      Delete
    3. Glad you found a fix!

      I haven't really felt the need to blog in a while but I wouldn't say this is dead; just a really long nap. Knowing that someone finds it useful really makes me want to start blogging again though. I've been thinking about how my AI code has changed over the years and I might write something about that.

      Delete
    4. Well, I would look forward to it! It is not just gaming-related articles but also those informative blogposts where you also put links to various informative sites like http://sourcemaking.com/ into it.

      Following your tutorial at work (I am from a country where it is not norm to go to university, instead, we kinda take on a 2-3 years paid apprenticeship at a company mixed in with some school, and my superior is really busy at the moment so he actually lets me do that, even though I have to write it in C# (or Delphi)) motivated me a lot to do my own thing ones I got the basic grisp of it. I already have an idea and it is planned out since a year, I am just a really lazy person. What I wanna say is, your tutorial really helps out not just in terms of learning but I couldn't believe I would have so much fun programming it.

      Delete
  9. Well my computer must be ancient, because I ran out of memory! Wonderful tutorial. Going to recode my project with 2d arrays, and load new dungeon data each stairwell.

    ReplyDelete
  10. Well my computer must be ancient, because I ran out of memory! Wonderful tutorial. Going to recode my project with 2d arrays, and load new dungeon data each stairwell.

    ReplyDelete
  11. If you end up with an infinite loop while executing WorldBuidler.fillRegion, check to make sure that the nextRegion instance variable was initialized to 1. This isn't covered here on this post and took me a while to figure out. Generation of a 5 level dungeon should take less than a second or two on an i5 CPU.

    ReplyDelete
  12. If you end up with an infinite loop while executing WorldBuidler.fillRegion, check to make sure that the nextRegion instance variable was initialized to 1. This isn't covered here on this post and took me a while to figure out. Generation of a 5 level dungeon should take less than a second or two on an i5 CPU.

    ReplyDelete
  13. Those are the possible values and hopefully for the future would help students to proceed further if they really wanted to get success. free on-line classifieds

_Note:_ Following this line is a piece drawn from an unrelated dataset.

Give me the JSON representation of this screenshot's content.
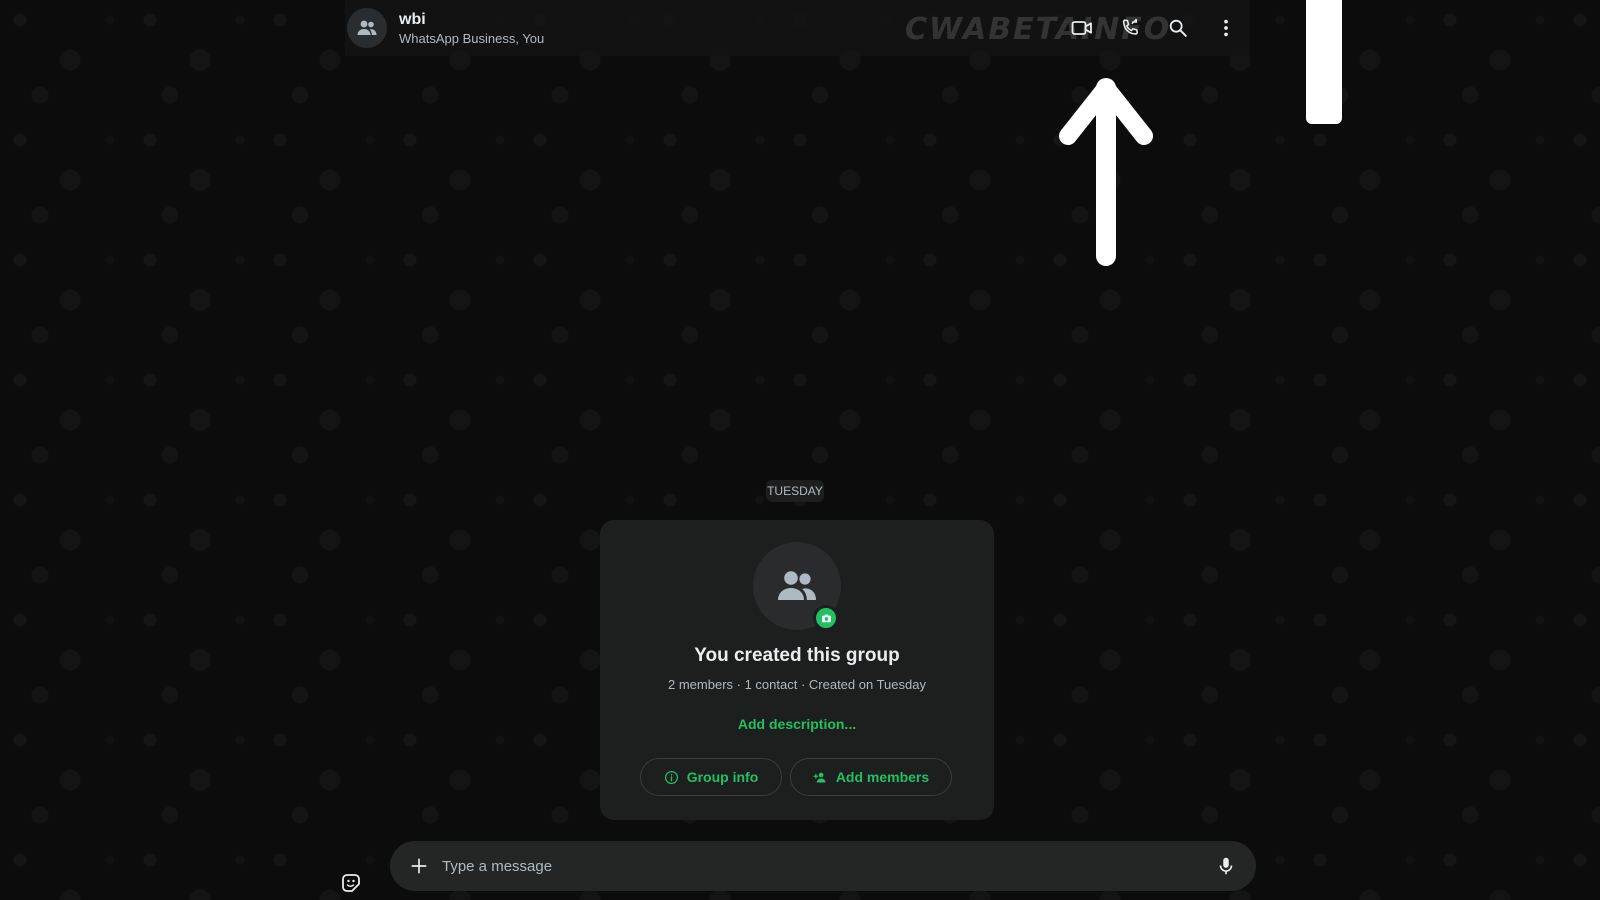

    ReplyDelete
  14. I'm not sure what happened, but after this lesson I was no longer able to attack the fungi on other levels than the first. Everything is the same as the original code except the displayTiles section that you'd mentioned before for optimization, and I gave the list World.creatures a getter. Any ideas what it might be? I've combed through every file with no luck.

    ReplyDelete
  15. Never mind. I figured it out. I forgot to add depth to the displayTiles method, so I was seeing all the fungi from every level, and the ones I couldn't attack were actually on a different depth than my player. Fixed it now, thanks anyway.

    ReplyDelete
  16. You don't mention that the nextRegion and regions variables have to be declared as WorldBuilder's fields.

    Going with "go figure all the other changes by yourself" approach makes your tutorial not very applicable for beginners. Not that it was written with them in mind in the first place.

    In fillRegion method an out of bounds condition must be checked. You have it in the code to download, but not in the tutorial. Same goes for a tile getter in World class.

    ReplyDelete